How Does an Electric Fence Work?

Horse behind electric fence

Nowadays, nearly everyone who keeps pasture animals naturally uses an electric fence.

As early as the 1930s, herds were fenced in with electric fences in New Zealand and in the USA. In 1942, Paul Kolb invented the first electric fence device in Germany. The technology continued to evolve, and today there are even solar-powered fence systems and devices with GPS transmitters.

In the beginning, an electric fence consisted of a conductive steel wire. It was quite expensive, very stiff and quite hard to build. Today, fences can be built and repaired much more quickly, easily and cost-effectively with plastic conductor material in the form of wires, ropes and tapes. And in the case of a mobile system, which is used only for the pasture season, you can also quickly dismantle the fence. The current-carrying thin wires are woven into the plastic.


How an Electric Fence Works

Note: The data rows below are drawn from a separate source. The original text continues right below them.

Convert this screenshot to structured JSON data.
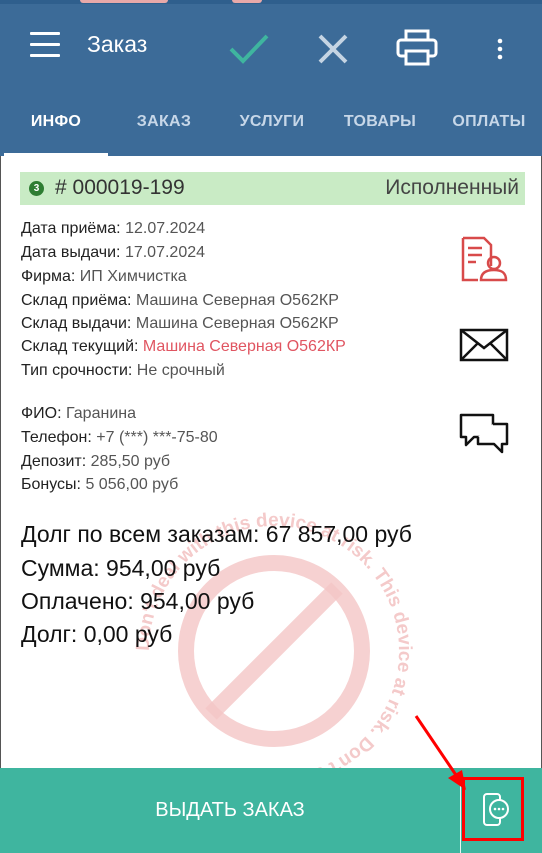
{
  "appbar": {
    "title": "Заказ",
    "icons": [
      "menu-icon",
      "check-icon",
      "close-icon",
      "print-icon",
      "more-vertical-icon"
    ],
    "accent_color": "#3c6b98",
    "check_color": "#3fb59f"
  },
  "tabs": [
    {
      "label": "ИНФО",
      "active": true
    },
    {
      "label": "ЗАКАЗ",
      "active": false
    },
    {
      "label": "УСЛУГИ",
      "active": false
    },
    {
      "label": "ТОВАРЫ",
      "active": false
    },
    {
      "label": "ОПЛАТЫ",
      "active": false
    }
  ],
  "order": {
    "badge": "3",
    "number": "# 000019-199",
    "status": "Исполненный",
    "status_color": "#c9ebc5"
  },
  "details": [
    {
      "label": "Дата приёма:",
      "value": "12.07.2024"
    },
    {
      "label": "Дата выдачи:",
      "value": "17.07.2024"
    },
    {
      "label": "Фирма:",
      "value": "ИП Химчистка"
    },
    {
      "label": "Склад приёма:",
      "value": "Машина Северная О562КР"
    },
    {
      "label": "Склад выдачи:",
      "value": "Машина Северная О562КР"
    },
    {
      "label": "Склад текущий:",
      "value": "Машина Северная О562КР",
      "highlight": "#e05561"
    },
    {
      "label": "Тип срочности:",
      "value": "Не срочный"
    }
  ],
  "client": [
    {
      "label": "ФИО:",
      "value": "Гаранина"
    },
    {
      "label": "Телефон:",
      "value": "+7 (***) ***-75-80"
    },
    {
      "label": "Депозит:",
      "value": "285,50 руб"
    },
    {
      "label": "Бонусы:",
      "value": "5 056,00 руб"
    }
  ],
  "totals": {
    "debt_all": "Долг по всем заказам: 67 857,00 руб",
    "sum": "Сумма: 954,00 руб",
    "paid": "Оплачено: 954,00 руб",
    "debt": "Долг: 0,00 руб"
  },
  "side_icons": [
    "client-card-icon",
    "envelope-icon",
    "chat-icon"
  ],
  "watermark": {
    "text": "Don't deal with this device at risk. This device at risk. Don't deal I"
  },
  "bottom": {
    "issue_label": "ВЫДАТЬ ЗАКАЗ",
    "bar_color": "#3fb59f",
    "chat_icon": "phone-chat-icon"
  }
}
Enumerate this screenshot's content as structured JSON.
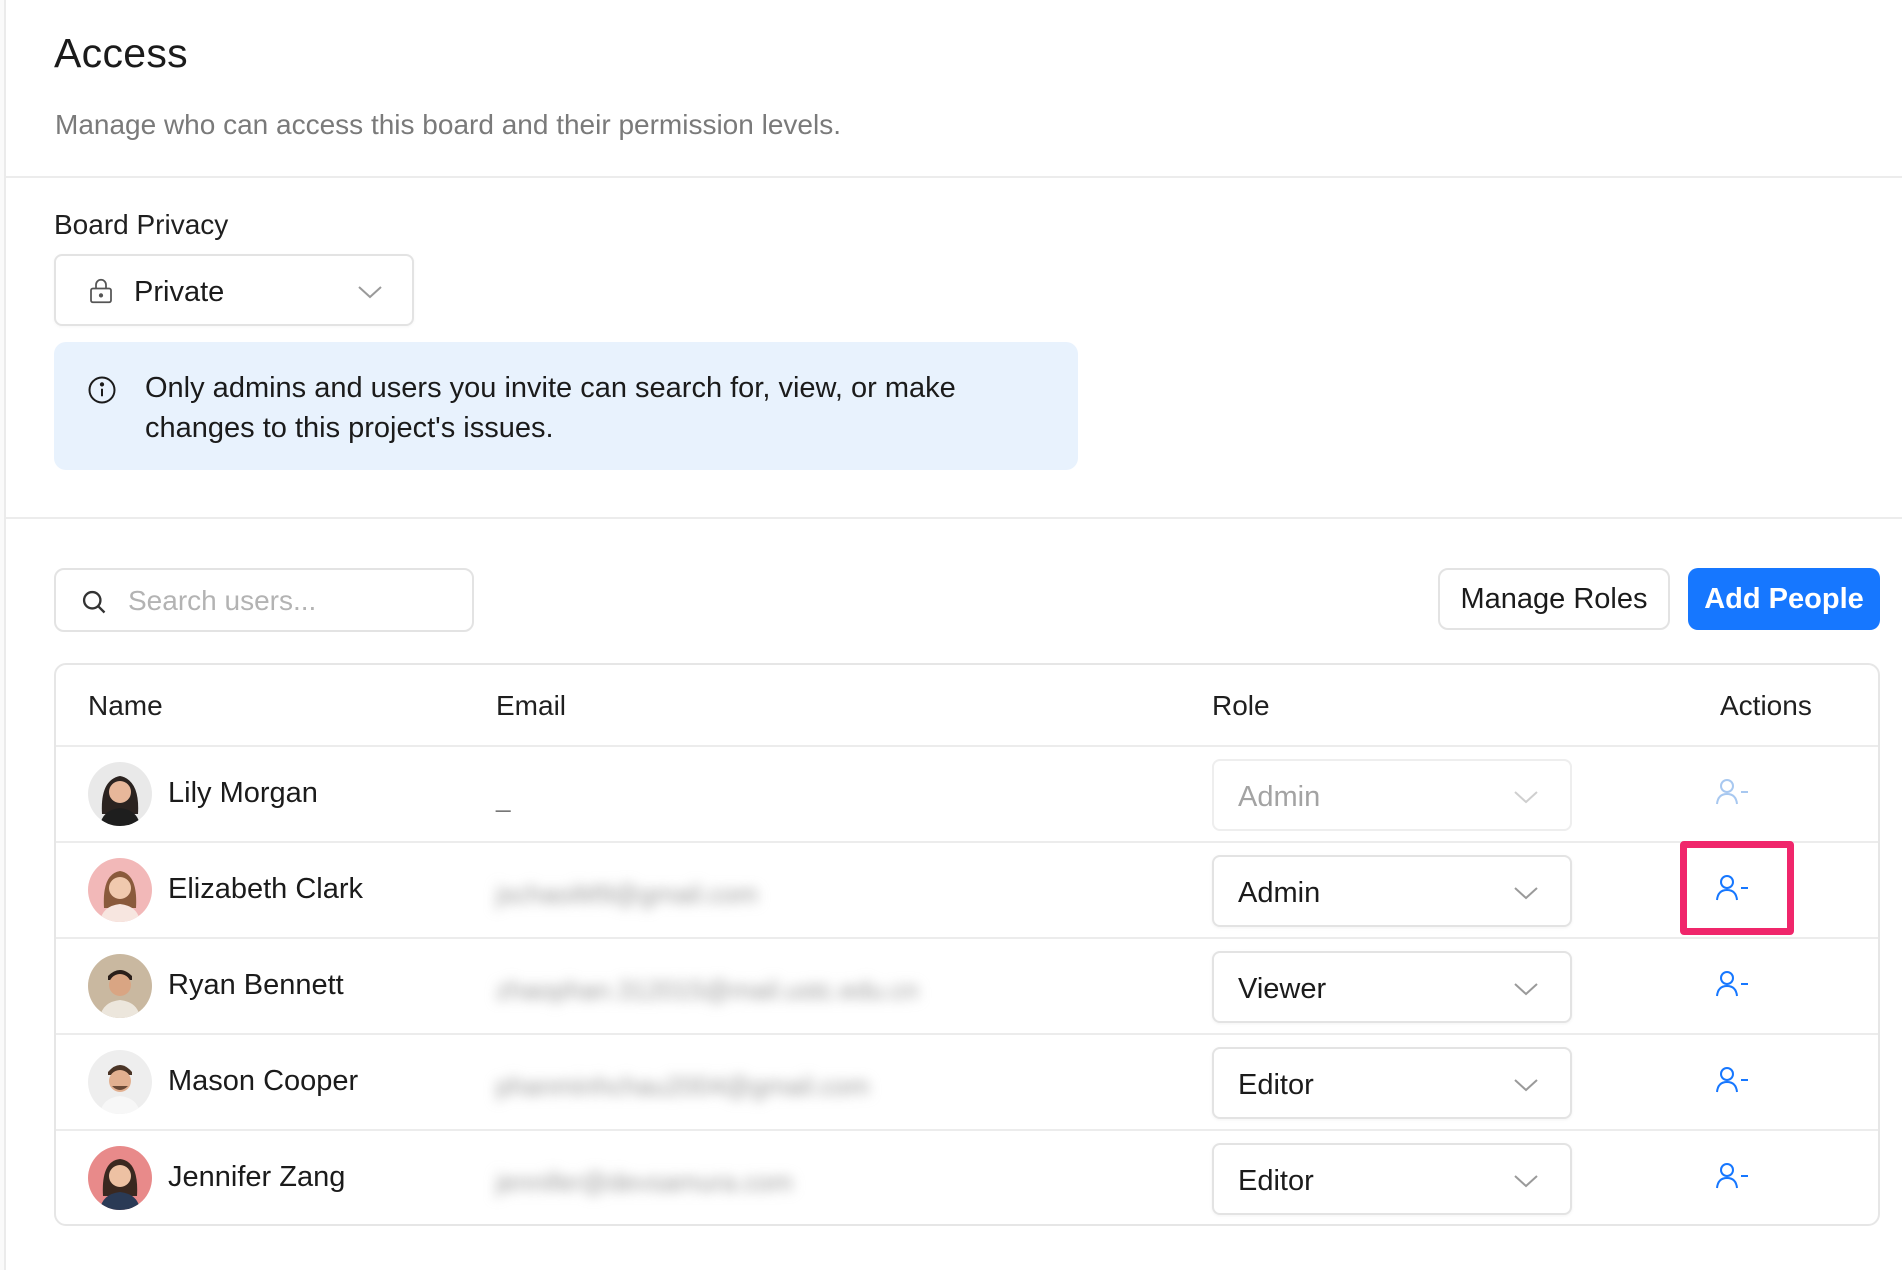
{
  "header": {
    "title": "Access",
    "subtitle": "Manage who can access this board and their permission levels."
  },
  "privacy": {
    "label": "Board Privacy",
    "value": "Private",
    "icon": "lock-icon",
    "info_icon": "info-icon",
    "info_text": "Only admins and users you invite can search for, view, or make changes to this project's issues."
  },
  "toolbar": {
    "search_placeholder": "Search users...",
    "search_icon": "search-icon",
    "manage_roles_label": "Manage Roles",
    "add_people_label": "Add People"
  },
  "table": {
    "columns": [
      "Name",
      "Email",
      "Role",
      "Actions"
    ],
    "rows": [
      {
        "name": "Lily Morgan",
        "email": "_",
        "email_blurred": false,
        "role": "Admin",
        "role_disabled": true,
        "action_icon": "remove-user-icon"
      },
      {
        "name": "Elizabeth Clark",
        "email": "jschaoiM9@gmail.com",
        "email_blurred": true,
        "role": "Admin",
        "role_disabled": false,
        "action_icon": "remove-user-icon",
        "highlighted": true
      },
      {
        "name": "Ryan Bennett",
        "email": "zhaophan.312015@mail.ustc.edu.cn",
        "email_blurred": true,
        "role": "Viewer",
        "role_disabled": false,
        "action_icon": "remove-user-icon"
      },
      {
        "name": "Mason Cooper",
        "email": "phanminhchau2004@gmail.com",
        "email_blurred": true,
        "role": "Editor",
        "role_disabled": false,
        "action_icon": "remove-user-icon"
      },
      {
        "name": "Jennifer Zang",
        "email": "jennifer@devsamura.com",
        "email_blurred": true,
        "role": "Editor",
        "role_disabled": false,
        "action_icon": "remove-user-icon"
      }
    ]
  },
  "colors": {
    "accent": "#1677ff",
    "info_bg": "#e8f2fd",
    "highlight": "#f0266b"
  }
}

The aim of an electric fence is not to inflict pain on the animals, but to create a psychological barrier for the animals. When an animal touches the fence rope or tape, it receives an unpleasant but harmless electric shock. The animal “remembers” the unpleasant shock of the fence and keeps away from it. (Not like we humans 😉


An electric fence consists of the following main components:

The current-generating fence device (A)  

The power supply is connected with the conductive material of the electric fence and the ground (B). It generates regular, short, high-voltage pulses, so that there is a voltage between fence and the groud. The circuit is thus not closed. Only when an animal standing on the ground touches the electric fence is the circuit closed and the current flows through the animal and the earth back to the power supply. The animal perceives this current flow as a short shock.

The current-carrying conductive material (C)

Wires made of stainless steel, tin-plated copper or TriCOND braided into plastic are used as conductors. How well the material conducts the current depends on the resistance of the material (measured in Ω). Thus, there is conductive material that is sufficient for smaller mobile pastures while other conductive material is suitable for electric fences with a length of several kilometers. Conductive material made of plastic is much easier to handle and reduces the risk of injury to animals. The conductive material is usually tightened in several vertical rows, each above another.

Fence Posts and Insulators (D and E):

The fence posts give stability to the fence and hold the conductive material. For the electric fence to work properly, the current must not flow into the ground at any point. Otherwise, the voltage would be gone and the animals would not receive an electric shock. The electric fence would be useless. This means that in the case of fence posts made of conductive material, such as wood or steel, the conductive material should not be attached directly to the post, but fixed by so-called insulators, which insulate the conductive material from the fence post. In the case of plastic fence posts, the conductive material can be attached directly to the post.

The Grounding of the Power Supply (F)

A clean grounding is essential so that the current can flow without extra resistance back to the power supply. The grounding consists of at least one steel grounding rod, which is driven 1m deep into the damp earth. In the case of strong electric fences, three grounding rods are driven into the ground at a distance of 3 m. The earth rods are connected to each other in series and to the grounding connection of the power supply. Lack of grounding is a common cause of improperly functioning electric fences.